• [Required work]:
Please say how many lines in the records below contain the word "data", giving the number alone.

• [Exercise input]:
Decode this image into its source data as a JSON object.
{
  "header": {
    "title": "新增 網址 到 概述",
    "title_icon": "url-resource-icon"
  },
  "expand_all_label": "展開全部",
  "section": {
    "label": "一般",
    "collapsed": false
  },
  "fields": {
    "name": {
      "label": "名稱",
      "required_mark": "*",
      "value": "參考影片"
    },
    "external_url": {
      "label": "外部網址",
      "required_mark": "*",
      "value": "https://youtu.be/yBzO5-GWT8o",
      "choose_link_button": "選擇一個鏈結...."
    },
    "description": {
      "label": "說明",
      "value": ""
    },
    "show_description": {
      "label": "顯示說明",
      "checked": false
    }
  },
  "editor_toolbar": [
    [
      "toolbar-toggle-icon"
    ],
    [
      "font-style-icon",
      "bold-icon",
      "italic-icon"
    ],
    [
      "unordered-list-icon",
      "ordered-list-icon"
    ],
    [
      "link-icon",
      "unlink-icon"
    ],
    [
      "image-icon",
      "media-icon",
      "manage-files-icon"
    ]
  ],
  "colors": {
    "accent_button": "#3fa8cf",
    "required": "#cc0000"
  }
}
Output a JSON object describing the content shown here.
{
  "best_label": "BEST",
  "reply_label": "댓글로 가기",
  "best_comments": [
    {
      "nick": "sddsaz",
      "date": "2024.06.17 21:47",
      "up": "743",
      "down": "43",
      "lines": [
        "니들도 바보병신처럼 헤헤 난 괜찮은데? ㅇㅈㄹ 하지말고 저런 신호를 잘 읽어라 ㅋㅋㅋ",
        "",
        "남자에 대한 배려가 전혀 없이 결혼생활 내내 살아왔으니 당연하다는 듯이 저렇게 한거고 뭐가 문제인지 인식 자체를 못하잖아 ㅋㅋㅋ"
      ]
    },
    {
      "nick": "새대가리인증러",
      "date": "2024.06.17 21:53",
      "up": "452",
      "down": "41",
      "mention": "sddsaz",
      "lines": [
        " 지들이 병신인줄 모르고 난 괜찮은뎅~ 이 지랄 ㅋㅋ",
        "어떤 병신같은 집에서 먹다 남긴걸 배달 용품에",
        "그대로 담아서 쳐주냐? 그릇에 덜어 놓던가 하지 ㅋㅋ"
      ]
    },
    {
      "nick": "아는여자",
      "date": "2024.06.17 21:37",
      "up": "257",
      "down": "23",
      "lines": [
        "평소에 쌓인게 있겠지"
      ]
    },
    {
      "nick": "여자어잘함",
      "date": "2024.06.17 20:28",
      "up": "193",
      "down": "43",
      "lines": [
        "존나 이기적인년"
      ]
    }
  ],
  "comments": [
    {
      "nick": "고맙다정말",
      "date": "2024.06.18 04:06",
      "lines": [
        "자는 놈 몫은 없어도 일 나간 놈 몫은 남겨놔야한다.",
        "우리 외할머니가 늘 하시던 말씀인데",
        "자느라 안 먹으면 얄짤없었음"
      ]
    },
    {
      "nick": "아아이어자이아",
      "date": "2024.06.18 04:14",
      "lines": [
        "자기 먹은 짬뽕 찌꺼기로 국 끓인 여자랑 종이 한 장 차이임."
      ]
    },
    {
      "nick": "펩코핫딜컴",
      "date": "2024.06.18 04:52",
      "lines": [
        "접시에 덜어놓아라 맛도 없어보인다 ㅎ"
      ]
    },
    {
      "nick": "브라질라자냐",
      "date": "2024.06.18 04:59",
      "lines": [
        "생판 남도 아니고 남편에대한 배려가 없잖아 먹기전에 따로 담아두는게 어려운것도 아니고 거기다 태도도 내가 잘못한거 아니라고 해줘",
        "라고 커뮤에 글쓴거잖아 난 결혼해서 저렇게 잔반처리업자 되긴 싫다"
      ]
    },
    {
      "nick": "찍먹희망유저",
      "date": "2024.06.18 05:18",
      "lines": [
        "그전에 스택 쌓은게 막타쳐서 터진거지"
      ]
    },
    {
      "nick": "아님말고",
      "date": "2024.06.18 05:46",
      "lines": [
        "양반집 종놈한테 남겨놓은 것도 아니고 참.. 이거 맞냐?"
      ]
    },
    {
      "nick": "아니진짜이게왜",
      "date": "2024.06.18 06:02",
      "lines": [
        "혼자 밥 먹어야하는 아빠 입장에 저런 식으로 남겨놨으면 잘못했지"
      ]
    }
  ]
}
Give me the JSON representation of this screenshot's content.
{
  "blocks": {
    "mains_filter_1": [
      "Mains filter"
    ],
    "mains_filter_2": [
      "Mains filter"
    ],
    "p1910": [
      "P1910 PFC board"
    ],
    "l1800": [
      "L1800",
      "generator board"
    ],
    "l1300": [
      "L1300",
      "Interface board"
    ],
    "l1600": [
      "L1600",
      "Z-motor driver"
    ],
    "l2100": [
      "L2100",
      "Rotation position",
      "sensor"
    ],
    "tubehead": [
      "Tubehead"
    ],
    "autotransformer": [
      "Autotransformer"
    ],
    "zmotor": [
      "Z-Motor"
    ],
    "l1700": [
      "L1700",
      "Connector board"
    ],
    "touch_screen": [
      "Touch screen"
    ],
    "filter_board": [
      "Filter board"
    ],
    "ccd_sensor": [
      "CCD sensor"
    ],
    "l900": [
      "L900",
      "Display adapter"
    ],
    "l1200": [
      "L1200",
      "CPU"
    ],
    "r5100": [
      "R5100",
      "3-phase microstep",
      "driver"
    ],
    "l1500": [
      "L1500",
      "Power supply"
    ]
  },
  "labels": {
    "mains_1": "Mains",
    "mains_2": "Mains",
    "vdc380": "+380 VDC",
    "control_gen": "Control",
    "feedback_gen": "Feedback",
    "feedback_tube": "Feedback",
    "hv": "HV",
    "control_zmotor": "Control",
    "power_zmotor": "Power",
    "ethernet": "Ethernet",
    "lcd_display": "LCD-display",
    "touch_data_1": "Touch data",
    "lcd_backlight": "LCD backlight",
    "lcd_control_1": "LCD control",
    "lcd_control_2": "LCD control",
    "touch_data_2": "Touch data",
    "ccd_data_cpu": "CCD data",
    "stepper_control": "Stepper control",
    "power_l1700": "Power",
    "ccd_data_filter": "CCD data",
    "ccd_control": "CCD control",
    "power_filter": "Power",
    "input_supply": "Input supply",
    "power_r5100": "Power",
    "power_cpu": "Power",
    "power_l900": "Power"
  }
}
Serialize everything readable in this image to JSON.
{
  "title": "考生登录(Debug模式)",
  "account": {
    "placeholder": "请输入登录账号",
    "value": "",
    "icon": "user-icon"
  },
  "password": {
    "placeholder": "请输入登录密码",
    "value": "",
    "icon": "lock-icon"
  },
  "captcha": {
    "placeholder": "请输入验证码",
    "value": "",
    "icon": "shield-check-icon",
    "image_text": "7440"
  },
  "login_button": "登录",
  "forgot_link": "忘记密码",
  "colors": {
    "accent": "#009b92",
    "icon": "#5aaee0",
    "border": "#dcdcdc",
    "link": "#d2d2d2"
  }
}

• [Written answer]:
5